##### DATA SUPPLIED #####

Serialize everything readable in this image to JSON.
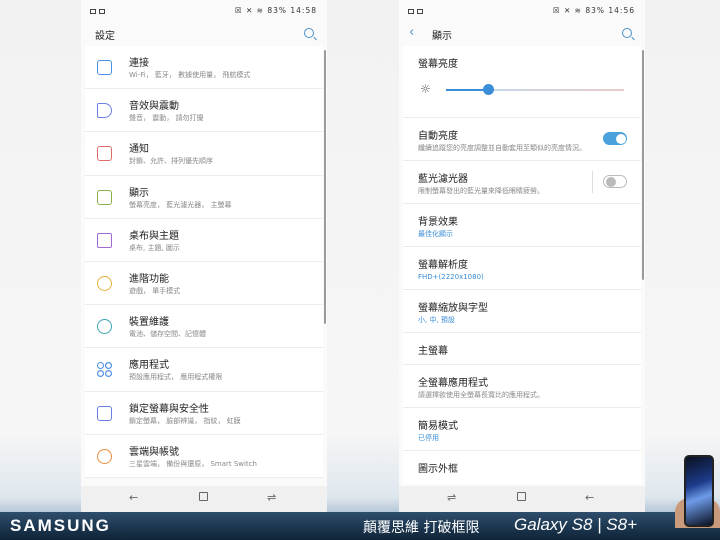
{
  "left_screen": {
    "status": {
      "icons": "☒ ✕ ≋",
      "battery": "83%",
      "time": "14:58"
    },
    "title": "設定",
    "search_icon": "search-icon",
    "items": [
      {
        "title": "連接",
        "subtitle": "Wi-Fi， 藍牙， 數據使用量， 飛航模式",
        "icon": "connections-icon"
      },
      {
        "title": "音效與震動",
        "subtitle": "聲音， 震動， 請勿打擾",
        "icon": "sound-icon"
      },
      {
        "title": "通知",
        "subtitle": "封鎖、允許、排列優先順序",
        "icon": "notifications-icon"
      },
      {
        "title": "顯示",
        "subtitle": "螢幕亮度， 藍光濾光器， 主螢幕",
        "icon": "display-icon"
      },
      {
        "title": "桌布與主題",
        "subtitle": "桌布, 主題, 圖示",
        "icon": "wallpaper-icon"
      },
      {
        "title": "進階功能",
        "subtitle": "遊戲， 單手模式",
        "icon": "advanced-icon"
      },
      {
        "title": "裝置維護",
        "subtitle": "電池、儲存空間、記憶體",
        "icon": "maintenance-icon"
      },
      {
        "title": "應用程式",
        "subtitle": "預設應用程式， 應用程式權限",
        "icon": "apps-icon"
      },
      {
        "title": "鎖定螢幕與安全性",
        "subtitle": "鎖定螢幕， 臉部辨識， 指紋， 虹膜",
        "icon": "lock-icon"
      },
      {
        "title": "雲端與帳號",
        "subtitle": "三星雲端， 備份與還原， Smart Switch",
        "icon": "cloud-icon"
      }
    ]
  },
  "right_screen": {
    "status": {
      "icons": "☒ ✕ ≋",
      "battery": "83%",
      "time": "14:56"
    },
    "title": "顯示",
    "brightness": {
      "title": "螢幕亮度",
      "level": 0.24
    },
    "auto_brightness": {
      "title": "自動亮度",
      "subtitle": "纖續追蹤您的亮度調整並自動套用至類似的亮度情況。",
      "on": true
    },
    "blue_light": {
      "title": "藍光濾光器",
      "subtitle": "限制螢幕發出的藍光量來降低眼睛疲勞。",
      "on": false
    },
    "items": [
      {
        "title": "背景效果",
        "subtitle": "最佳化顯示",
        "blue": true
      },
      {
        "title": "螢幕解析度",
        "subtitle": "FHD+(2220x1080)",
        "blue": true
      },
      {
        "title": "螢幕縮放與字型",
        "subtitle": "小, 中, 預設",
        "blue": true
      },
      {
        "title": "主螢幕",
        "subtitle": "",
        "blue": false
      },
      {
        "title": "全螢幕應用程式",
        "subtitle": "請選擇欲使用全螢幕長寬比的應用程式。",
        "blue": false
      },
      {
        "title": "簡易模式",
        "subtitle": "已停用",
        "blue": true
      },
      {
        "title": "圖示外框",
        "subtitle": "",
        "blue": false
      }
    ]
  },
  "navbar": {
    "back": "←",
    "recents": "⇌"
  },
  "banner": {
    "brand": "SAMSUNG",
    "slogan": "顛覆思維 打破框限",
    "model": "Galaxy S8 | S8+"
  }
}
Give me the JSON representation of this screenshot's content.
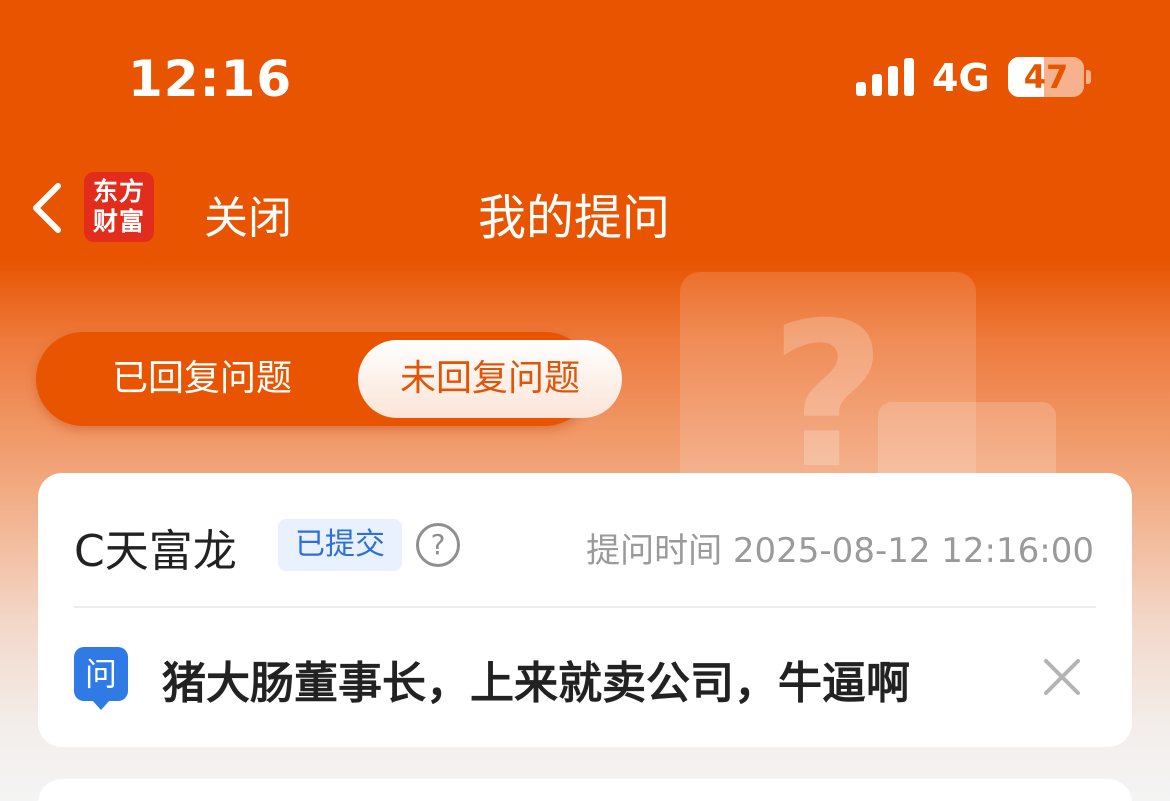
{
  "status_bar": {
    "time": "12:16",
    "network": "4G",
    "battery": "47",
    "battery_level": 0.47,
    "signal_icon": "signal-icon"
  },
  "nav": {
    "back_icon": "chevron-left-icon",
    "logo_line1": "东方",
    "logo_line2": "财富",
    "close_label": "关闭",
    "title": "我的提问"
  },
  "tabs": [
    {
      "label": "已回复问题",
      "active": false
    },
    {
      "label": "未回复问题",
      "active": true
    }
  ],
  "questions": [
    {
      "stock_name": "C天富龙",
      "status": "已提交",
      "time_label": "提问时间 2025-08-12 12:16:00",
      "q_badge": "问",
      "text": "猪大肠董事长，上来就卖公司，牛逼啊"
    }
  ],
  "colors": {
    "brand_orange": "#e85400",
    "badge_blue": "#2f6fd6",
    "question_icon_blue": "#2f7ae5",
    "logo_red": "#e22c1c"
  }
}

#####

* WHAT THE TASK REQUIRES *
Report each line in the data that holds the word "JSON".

* WORKED SOLUTION *
Serialize everything readable in this image to JSON.
Give me the JSON representation of this screenshot's content.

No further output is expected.